**EXERCISE DIRECTIONS:** Print the entries verbatim, leaving out the images they contain.

[Interface dataset entries]
___
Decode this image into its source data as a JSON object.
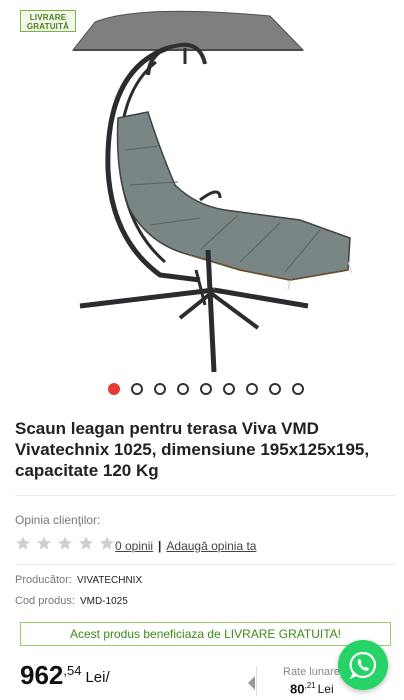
{
  "badge": {
    "line1": "LIVRARE",
    "line2": "GRATUITĂ"
  },
  "gallery": {
    "total_images": 9,
    "active_index": 0
  },
  "product": {
    "title": "Scaun leagan pentru terasa Viva VMD Vivatechnix 1025, dimensiune 195x125x195, capacitate 120 Kg"
  },
  "reviews": {
    "label": "Opinia clienţilor:",
    "rating": 0,
    "max_rating": 5,
    "count_link": "0 opinii",
    "separator": "|",
    "add_link": "Adaugă opinia ta"
  },
  "meta": {
    "producer_label": "Producător:",
    "producer_value": "VIVATECHNIX",
    "code_label": "Cod produs:",
    "code_value": "VMD-1025"
  },
  "free_shipping": "Acest produs beneficiaza de LIVRARE GRATUITA!",
  "price": {
    "integer": "962",
    "decimal": ",54",
    "currency": "Lei/"
  },
  "installment": {
    "label": "Rate lunare",
    "integer": "80",
    "decimal": ",21",
    "currency": "Lei"
  },
  "colors": {
    "accent_red": "#e53935",
    "free_green": "#3f8a1a",
    "whatsapp": "#25d366"
  },
  "icons": {
    "whatsapp": "whatsapp-icon",
    "star": "star-icon",
    "info": "info-icon"
  }
}
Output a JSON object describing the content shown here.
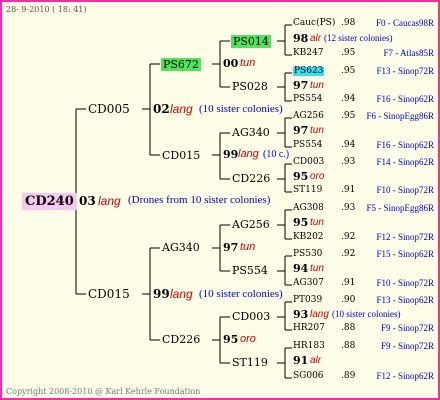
{
  "header": {
    "date": "28- 9-2010 ( 18: 41)"
  },
  "footer": {
    "copyright": "Copyright 2008-2010 @ Karl Kehrle Foundation"
  },
  "colors": {
    "frame": "#ff2aa0",
    "background": "#fefde8",
    "line": "#000000",
    "link": "#0000c8",
    "lang": "#cc0000",
    "root_highlight": "#f8c8f0",
    "gen_highlight": "#52e35a",
    "leaf_highlight": "#33e0ee"
  },
  "root": {
    "name": "CD240",
    "num": "03",
    "lang": "lang",
    "note": "(Drones from 10 sister colonies)"
  },
  "gen1": [
    {
      "name": "CD005",
      "num": "02",
      "lang": "lang",
      "note": "(10 sister colonies)"
    },
    {
      "name": "CD015",
      "num": "99",
      "lang": "lang",
      "note": "(10 sister colonies)"
    }
  ],
  "gen2": [
    {
      "name": "PS672",
      "num": "00",
      "lang": "tun",
      "note": ""
    },
    {
      "name": "CD015",
      "num": "99",
      "lang": "lang",
      "note": "(10 c.)"
    },
    {
      "name": "AG340",
      "num": "97",
      "lang": "tun",
      "note": ""
    },
    {
      "name": "CD226",
      "num": "95",
      "lang": "oro",
      "note": ""
    }
  ],
  "gen3": [
    "PS014",
    "PS028",
    "AG340",
    "CD226",
    "AG256",
    "PS554",
    "CD003",
    "ST119"
  ],
  "gen4": [
    {
      "name": "Cauc(PS)",
      "score": ".98",
      "tag": "F0 - Caucas98R"
    },
    {
      "name": "98",
      "lang": "alr",
      "note": "(12 sister colonies)"
    },
    {
      "name": "KB247",
      "score": ".95",
      "tag": "F7 - Atlas85R"
    },
    {
      "name": "PS623",
      "score": ".95",
      "tag": "F13 - Sinop72R"
    },
    {
      "name": "97",
      "lang": "tun",
      "note": ""
    },
    {
      "name": "PS554",
      "score": ".94",
      "tag": "F16 - Sinop62R"
    },
    {
      "name": "AG256",
      "score": ".95",
      "tag": "F6 - SinopEgg86R"
    },
    {
      "name": "97",
      "lang": "tun",
      "note": ""
    },
    {
      "name": "PS554",
      "score": ".94",
      "tag": "F16 - Sinop62R"
    },
    {
      "name": "CD003",
      "score": ".93",
      "tag": "F14 - Sinop62R"
    },
    {
      "name": "95",
      "lang": "oro",
      "note": ""
    },
    {
      "name": "ST119",
      "score": ".91",
      "tag": "F10 - Sinop72R"
    },
    {
      "name": "AG308",
      "score": ".93",
      "tag": "F5 - SinopEgg86R"
    },
    {
      "name": "95",
      "lang": "tun",
      "note": ""
    },
    {
      "name": "KB202",
      "score": ".92",
      "tag": "F12 - Sinop72R"
    },
    {
      "name": "PS530",
      "score": ".92",
      "tag": "F15 - Sinop62R"
    },
    {
      "name": "94",
      "lang": "tun",
      "note": ""
    },
    {
      "name": "AG307",
      "score": ".91",
      "tag": "F10 - Sinop72R"
    },
    {
      "name": "PT039",
      "score": ".90",
      "tag": "F13 - Sinop62R"
    },
    {
      "name": "93",
      "lang": "lang",
      "note": "(10 sister colonies)"
    },
    {
      "name": "HR207",
      "score": ".88",
      "tag": "F9 - Sinop72R"
    },
    {
      "name": "HR183",
      "score": ".88",
      "tag": "F9 - Sinop72R"
    },
    {
      "name": "91",
      "lang": "alr",
      "note": ""
    },
    {
      "name": "SG006",
      "score": ".89",
      "tag": "F12 - Sinop62R"
    }
  ]
}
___
**ANSWER TO THIS TASK:**
Decode this image into its source data as a JSON object.
{
  "badge": {
    "line1": "LIVRARE",
    "line2": "GRATUITĂ"
  },
  "gallery": {
    "total_images": 9,
    "active_index": 0
  },
  "product": {
    "title": "Scaun leagan pentru terasa Viva VMD Vivatechnix 1025, dimensiune 195x125x195, capacitate 120 Kg"
  },
  "reviews": {
    "label": "Opinia clienţilor:",
    "rating": 0,
    "max_rating": 5,
    "count_link": "0 opinii",
    "separator": "|",
    "add_link": "Adaugă opinia ta"
  },
  "meta": {
    "producer_label": "Producător:",
    "producer_value": "VIVATECHNIX",
    "code_label": "Cod produs:",
    "code_value": "VMD-1025"
  },
  "free_shipping": "Acest produs beneficiaza de LIVRARE GRATUITA!",
  "price": {
    "integer": "962",
    "decimal": ",54",
    "currency": "Lei/"
  },
  "installment": {
    "label": "Rate lunare",
    "integer": "80",
    "decimal": ",21",
    "currency": "Lei"
  },
  "colors": {
    "accent_red": "#e53935",
    "free_green": "#3f8a1a",
    "whatsapp": "#25d366"
  },
  "icons": {
    "whatsapp": "whatsapp-icon",
    "star": "star-icon",
    "info": "info-icon"
  }
}
Output a JSON object describing the content shown here.
{
  "header": {
    "date": "28- 9-2010 ( 18: 41)"
  },
  "footer": {
    "copyright": "Copyright 2008-2010 @ Karl Kehrle Foundation"
  },
  "colors": {
    "frame": "#ff2aa0",
    "background": "#fefde8",
    "line": "#000000",
    "link": "#0000c8",
    "lang": "#cc0000",
    "root_highlight": "#f8c8f0",
    "gen_highlight": "#52e35a",
    "leaf_highlight": "#33e0ee"
  },
  "root": {
    "name": "CD240",
    "num": "03",
    "lang": "lang",
    "note": "(Drones from 10 sister colonies)"
  },
  "gen1": [
    {
      "name": "CD005",
      "num": "02",
      "lang": "lang",
      "note": "(10 sister colonies)"
    },
    {
      "name": "CD015",
      "num": "99",
      "lang": "lang",
      "note": "(10 sister colonies)"
    }
  ],
  "gen2": [
    {
      "name": "PS672",
      "num": "00",
      "lang": "tun",
      "note": ""
    },
    {
      "name": "CD015",
      "num": "99",
      "lang": "lang",
      "note": "(10 c.)"
    },
    {
      "name": "AG340",
      "num": "97",
      "lang": "tun",
      "note": ""
    },
    {
      "name": "CD226",
      "num": "95",
      "lang": "oro",
      "note": ""
    }
  ],
  "gen3": [
    "PS014",
    "PS028",
    "AG340",
    "CD226",
    "AG256",
    "PS554",
    "CD003",
    "ST119"
  ],
  "gen4": [
    {
      "name": "Cauc(PS)",
      "score": ".98",
      "tag": "F0 - Caucas98R"
    },
    {
      "name": "98",
      "lang": "alr",
      "note": "(12 sister colonies)"
    },
    {
      "name": "KB247",
      "score": ".95",
      "tag": "F7 - Atlas85R"
    },
    {
      "name": "PS623",
      "score": ".95",
      "tag": "F13 - Sinop72R"
    },
    {
      "name": "97",
      "lang": "tun",
      "note": ""
    },
    {
      "name": "PS554",
      "score": ".94",
      "tag": "F16 - Sinop62R"
    },
    {
      "name": "AG256",
      "score": ".95",
      "tag": "F6 - SinopEgg86R"
    },
    {
      "name": "97",
      "lang": "tun",
      "note": ""
    },
    {
      "name": "PS554",
      "score": ".94",
      "tag": "F16 - Sinop62R"
    },
    {
      "name": "CD003",
      "score": ".93",
      "tag": "F14 - Sinop62R"
    },
    {
      "name": "95",
      "lang": "oro",
      "note": ""
    },
    {
      "name": "ST119",
      "score": ".91",
      "tag": "F10 - Sinop72R"
    },
    {
      "name": "AG308",
      "score": ".93",
      "tag": "F5 - SinopEgg86R"
    },
    {
      "name": "95",
      "lang": "tun",
      "note": ""
    },
    {
      "name": "KB202",
      "score": ".92",
      "tag": "F12 - Sinop72R"
    },
    {
      "name": "PS530",
      "score": ".92",
      "tag": "F15 - Sinop62R"
    },
    {
      "name": "94",
      "lang": "tun",
      "note": ""
    },
    {
      "name": "AG307",
      "score": ".91",
      "tag": "F10 - Sinop72R"
    },
    {
      "name": "PT039",
      "score": ".90",
      "tag": "F13 - Sinop62R"
    },
    {
      "name": "93",
      "lang": "lang",
      "note": "(10 sister colonies)"
    },
    {
      "name": "HR207",
      "score": ".88",
      "tag": "F9 - Sinop72R"
    },
    {
      "name": "HR183",
      "score": ".88",
      "tag": "F9 - Sinop72R"
    },
    {
      "name": "91",
      "lang": "alr",
      "note": ""
    },
    {
      "name": "SG006",
      "score": ".89",
      "tag": "F12 - Sinop62R"
    }
  ]
}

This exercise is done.